SACRAMENTO, Calif. – This makes three seasons of being dismissed in the rotation or replaced as the starting point guard only to survive as the last man standing, so many shifts on the depth chart that Isaiah Thomas says he honestly cannot remember all those who showed up with the expectation of winning the job only to soon disappear.
He is defiant in all the right ways, refusing to play like the No. 60 pick in 2011, and a survivor, not merely making the league at 5 feet 9 but about to get big money as a restricted free agent in July. And paranoid. We can’t forget paranoid.
Thomas keeps proving people wrong, all right, except that it’s the Kings most of all. That would be interesting enough as the real truth while fans wonder why he doesn’t get enough respect around the league — hint: his own organization isn’t sold on him as a starter – except that now it comes with the defiance on full display.
There were doubts about how a scoring point guard would fit on a team that needed to get the ball to DeMarcus Cousins and Rudy Gay, and Thomas answered by averaging 6.7 assists against 2.9 turnovers in January and another 6.7 against 3.3 turnovers the first 10 games of February.
There was enough skepticism about whether he could be a full-time starter that the Kings installed Greivis Vasquez in the opening lineup after acquiring Vasquez in the Tyreke Evans sign-and-trade. Thomas responded by posting 21.9 points, 7.1 assists, 3.0 turnovers, 37.8 minutes and 45 percent from the field in 38 games in that role, compared to 17.8 points, 4.9 assists, 2.6 turnovers, 27.7 minutes and 45.8 percent in 18 games in his previous life as an early candidate for Sixth Man of the Year. Vasquez got dealt again, to the Raptors as part of the Gay swap, and Thomas, with free agency approaching in July, got richer.
So when he is asked if he genuinely believes that the Kings look at him as the man for the permanent job and says, “Right now I do,” it is the perfect answer. Confidence countered with reality, the proper understating that his current role is built on soft sand. The franchise will want him back and expects to match any realistic sheet, but that’s very different from committing to him as the starter of the future. They will have cap space to acquire a front-line ball handler, by trade or free agency. They will likely draft in the neighborhood of Marcus Smart of Oklahoma State (no upgrade as a distributor but a very good defender at a time Sacramento needs to make that a priority) or Dante Exum of Australia.
Thomas thinks the Kings believe in him. Thomas also thinks the Kings could make another move to replace him before next season. That is some contradiction.
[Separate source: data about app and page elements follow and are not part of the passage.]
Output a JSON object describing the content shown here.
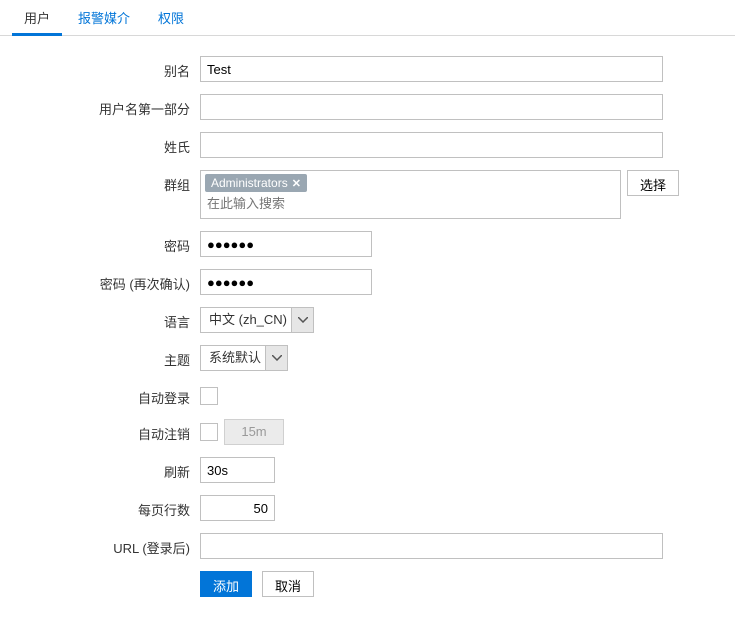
{
  "tabs": {
    "user": "用户",
    "media": "报警媒介",
    "permissions": "权限"
  },
  "labels": {
    "alias": "别名",
    "first_name": "用户名第一部分",
    "last_name": "姓氏",
    "groups": "群组",
    "password": "密码",
    "password2": "密码 (再次确认)",
    "language": "语言",
    "theme": "主题",
    "auto_login": "自动登录",
    "auto_logout": "自动注销",
    "refresh": "刷新",
    "rows": "每页行数",
    "url": "URL (登录后)"
  },
  "values": {
    "alias": "Test",
    "first_name": "",
    "last_name": "",
    "password": "●●●●●●",
    "password2": "●●●●●●",
    "language": "中文 (zh_CN)",
    "theme": "系统默认",
    "auto_logout_value": "15m",
    "refresh": "30s",
    "rows": "50",
    "url": ""
  },
  "groups": {
    "tag": "Administrators",
    "placeholder": "在此输入搜索",
    "select_btn": "选择"
  },
  "buttons": {
    "add": "添加",
    "cancel": "取消"
  }
}
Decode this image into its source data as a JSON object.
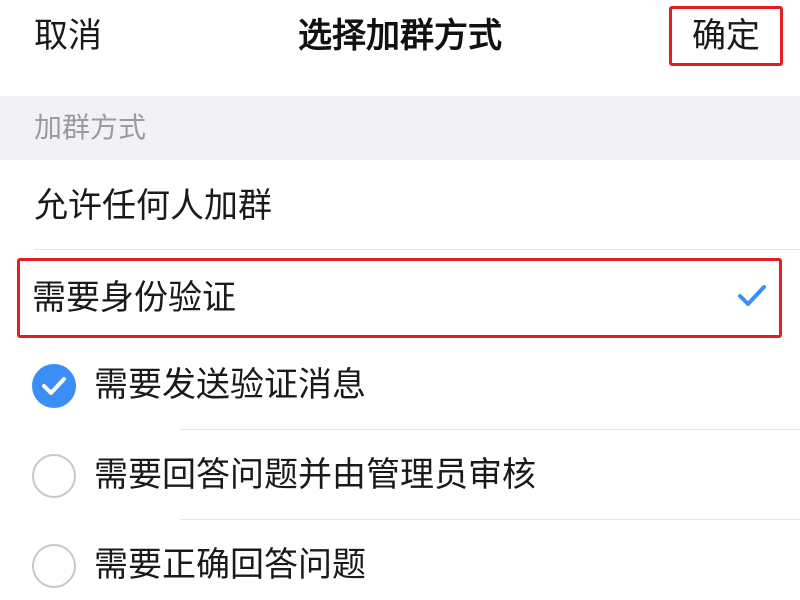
{
  "header": {
    "cancel_label": "取消",
    "title": "选择加群方式",
    "confirm_label": "确定"
  },
  "section": {
    "title": "加群方式"
  },
  "options": {
    "any": {
      "label": "允许任何人加群",
      "selected": false
    },
    "verify": {
      "label": "需要身份验证",
      "selected": true
    }
  },
  "sub_options": [
    {
      "label": "需要发送验证消息",
      "checked": true
    },
    {
      "label": "需要回答问题并由管理员审核",
      "checked": false
    },
    {
      "label": "需要正确回答问题",
      "checked": false
    }
  ],
  "colors": {
    "accent": "#3a8ef5",
    "highlight_border": "#e02020",
    "section_bg": "#f2f2f6",
    "section_text": "#9a9aa0"
  },
  "icons": {
    "selected_check": "check-icon",
    "radio_checked": "radio-checked-icon",
    "radio_unchecked": "radio-unchecked-icon"
  }
}
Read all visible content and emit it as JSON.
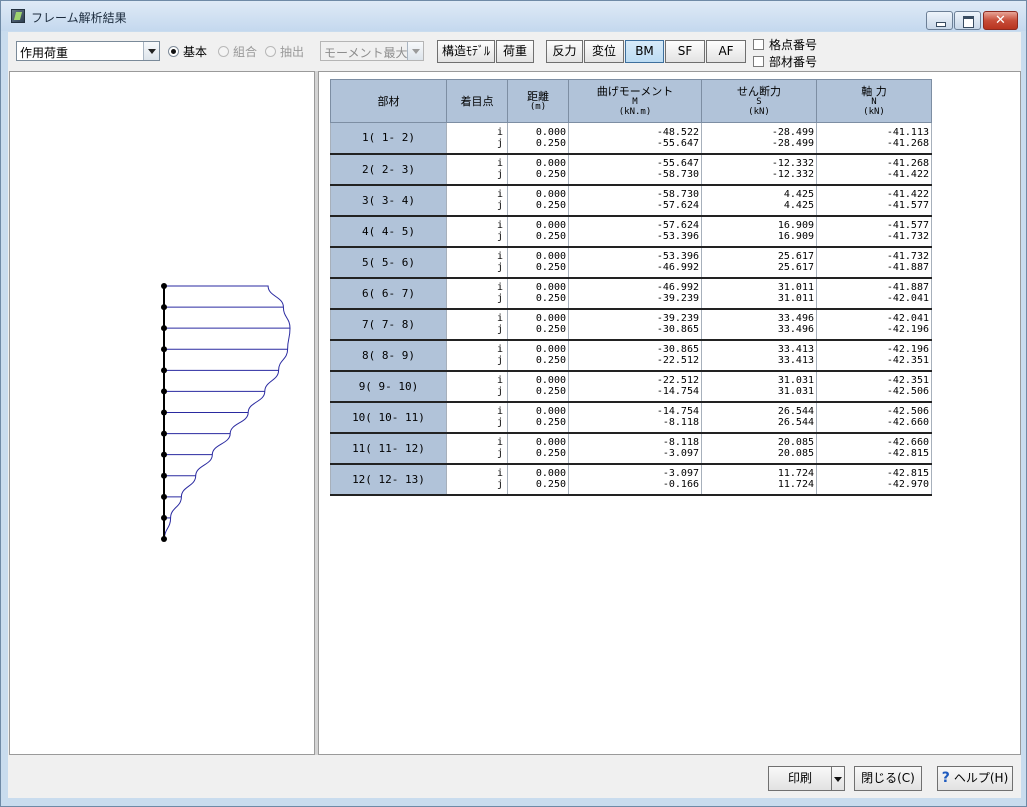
{
  "window": {
    "title": "フレーム解析結果"
  },
  "toolbar": {
    "load_case": "作用荷重",
    "radios": [
      {
        "label": "基本",
        "selected": true,
        "enabled": true
      },
      {
        "label": "組合",
        "selected": false,
        "enabled": false
      },
      {
        "label": "抽出",
        "selected": false,
        "enabled": false
      }
    ],
    "extract_mode": "モーメント最大",
    "buttons": {
      "structure_model": "構造ﾓﾃﾞﾙ",
      "load": "荷重",
      "reaction": "反力",
      "displacement": "変位",
      "bm": "BM",
      "sf": "SF",
      "af": "AF"
    },
    "active_diagram": "BM",
    "checkboxes": {
      "node_numbers": {
        "label": "格点番号",
        "checked": false
      },
      "member_numbers": {
        "label": "部材番号",
        "checked": false
      }
    }
  },
  "table": {
    "headers": {
      "member": "部材",
      "point": "着目点",
      "distance": "距離",
      "distance_unit": "(m)",
      "moment": "曲げモーメント",
      "moment_symbol": "M",
      "moment_unit": "(kN.m)",
      "shear": "せん断力",
      "shear_symbol": "S",
      "shear_unit": "(kN)",
      "axial": "軸 力",
      "axial_symbol": "N",
      "axial_unit": "(kN)"
    },
    "rows": [
      {
        "member": "1( 1- 2)",
        "pi": "i",
        "pj": "j",
        "di": "0.000",
        "dj": "0.250",
        "mi": "-48.522",
        "mj": "-55.647",
        "si": "-28.499",
        "sj": "-28.499",
        "ni": "-41.113",
        "nj": "-41.268"
      },
      {
        "member": "2( 2- 3)",
        "pi": "i",
        "pj": "j",
        "di": "0.000",
        "dj": "0.250",
        "mi": "-55.647",
        "mj": "-58.730",
        "si": "-12.332",
        "sj": "-12.332",
        "ni": "-41.268",
        "nj": "-41.422"
      },
      {
        "member": "3( 3- 4)",
        "pi": "i",
        "pj": "j",
        "di": "0.000",
        "dj": "0.250",
        "mi": "-58.730",
        "mj": "-57.624",
        "si": "4.425",
        "sj": "4.425",
        "ni": "-41.422",
        "nj": "-41.577"
      },
      {
        "member": "4( 4- 5)",
        "pi": "i",
        "pj": "j",
        "di": "0.000",
        "dj": "0.250",
        "mi": "-57.624",
        "mj": "-53.396",
        "si": "16.909",
        "sj": "16.909",
        "ni": "-41.577",
        "nj": "-41.732"
      },
      {
        "member": "5( 5- 6)",
        "pi": "i",
        "pj": "j",
        "di": "0.000",
        "dj": "0.250",
        "mi": "-53.396",
        "mj": "-46.992",
        "si": "25.617",
        "sj": "25.617",
        "ni": "-41.732",
        "nj": "-41.887"
      },
      {
        "member": "6( 6- 7)",
        "pi": "i",
        "pj": "j",
        "di": "0.000",
        "dj": "0.250",
        "mi": "-46.992",
        "mj": "-39.239",
        "si": "31.011",
        "sj": "31.011",
        "ni": "-41.887",
        "nj": "-42.041"
      },
      {
        "member": "7( 7- 8)",
        "pi": "i",
        "pj": "j",
        "di": "0.000",
        "dj": "0.250",
        "mi": "-39.239",
        "mj": "-30.865",
        "si": "33.496",
        "sj": "33.496",
        "ni": "-42.041",
        "nj": "-42.196"
      },
      {
        "member": "8( 8- 9)",
        "pi": "i",
        "pj": "j",
        "di": "0.000",
        "dj": "0.250",
        "mi": "-30.865",
        "mj": "-22.512",
        "si": "33.413",
        "sj": "33.413",
        "ni": "-42.196",
        "nj": "-42.351"
      },
      {
        "member": "9( 9- 10)",
        "pi": "i",
        "pj": "j",
        "di": "0.000",
        "dj": "0.250",
        "mi": "-22.512",
        "mj": "-14.754",
        "si": "31.031",
        "sj": "31.031",
        "ni": "-42.351",
        "nj": "-42.506"
      },
      {
        "member": "10( 10- 11)",
        "pi": "i",
        "pj": "j",
        "di": "0.000",
        "dj": "0.250",
        "mi": "-14.754",
        "mj": "-8.118",
        "si": "26.544",
        "sj": "26.544",
        "ni": "-42.506",
        "nj": "-42.660"
      },
      {
        "member": "11( 11- 12)",
        "pi": "i",
        "pj": "j",
        "di": "0.000",
        "dj": "0.250",
        "mi": "-8.118",
        "mj": "-3.097",
        "si": "20.085",
        "sj": "20.085",
        "ni": "-42.660",
        "nj": "-42.815"
      },
      {
        "member": "12( 12- 13)",
        "pi": "i",
        "pj": "j",
        "di": "0.000",
        "dj": "0.250",
        "mi": "-3.097",
        "mj": "-0.166",
        "si": "11.724",
        "sj": "11.724",
        "ni": "-42.815",
        "nj": "-42.970"
      }
    ]
  },
  "footer": {
    "print": "印刷",
    "close": "閉じる(C)",
    "help": "ヘルプ(H)"
  },
  "colors": {
    "header_bg": "#b1c3d9",
    "diagram_line": "#2a2aa0",
    "member_line": "#000000"
  }
}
“It is,” Thomas said. “But at the same time, that’s how the business is. They might believe in you, then the next day they go out and get another guard, go out and get somebody else. That’s just how it is. I always say myself just to stay paranoid.”
“Stay paranoid,” he repeated. “Stay on my toes and be ready for any battle, anything that happens. It’s three years. They brought in three different point guards, every year.”
Jimmer Fredette was supposed to start in 2011-12, before the final pick in the draft lapped the 10th pick into the ground. Aaron Brooks signed before last season, and Thomas beat him out too. And the Kings traded for Vasquez before this season with the expectation Vasquez would run the point. Nope. Traded. That’s the list Thomas said he couldn’t remember.
The problem is that the latest run as a starter hasn’t provided a final answer to the Kings about whether he can run the offense well enough when the priority is getting the ball to Cousins, Gay and, likely one day, 2013 lottery pick Ben McLemore. Plus, he is part of the problem with the perimeter defense. The other part of the problem for his chances to keep the job is also a positive: Thomas is a very good scoring punch off the bench.
“Every offseason I go into the new year thinking, ‘OK, we had a losing season, so nobody’s job is secure but DeMarcus Cousins’ and now Rudy Gay’s,” Thomas said. “And I’m 5-9. So I understand. I understand. Five-nine, there’s not another 5-9 starting guard in this league. You haven’t seen one and you can probably name on your hand, on your five fingers, a starting point guard in the history of the NBA that’s been this short. I understand it. But at the same time, I’m just willing to work and willing to showcase my skills.”
Coach Michael Malone has talked to him about the delicate balance of staying aggressive as a scorer while running the offense with Cousins as the No. 1 scoring option and Gay as No. 2. Thomas gets all that and hopes he has made a convincing case to hold the spot this time. Maybe another threat will be brought in during the summer, though. That’s why he has to stay paranoid.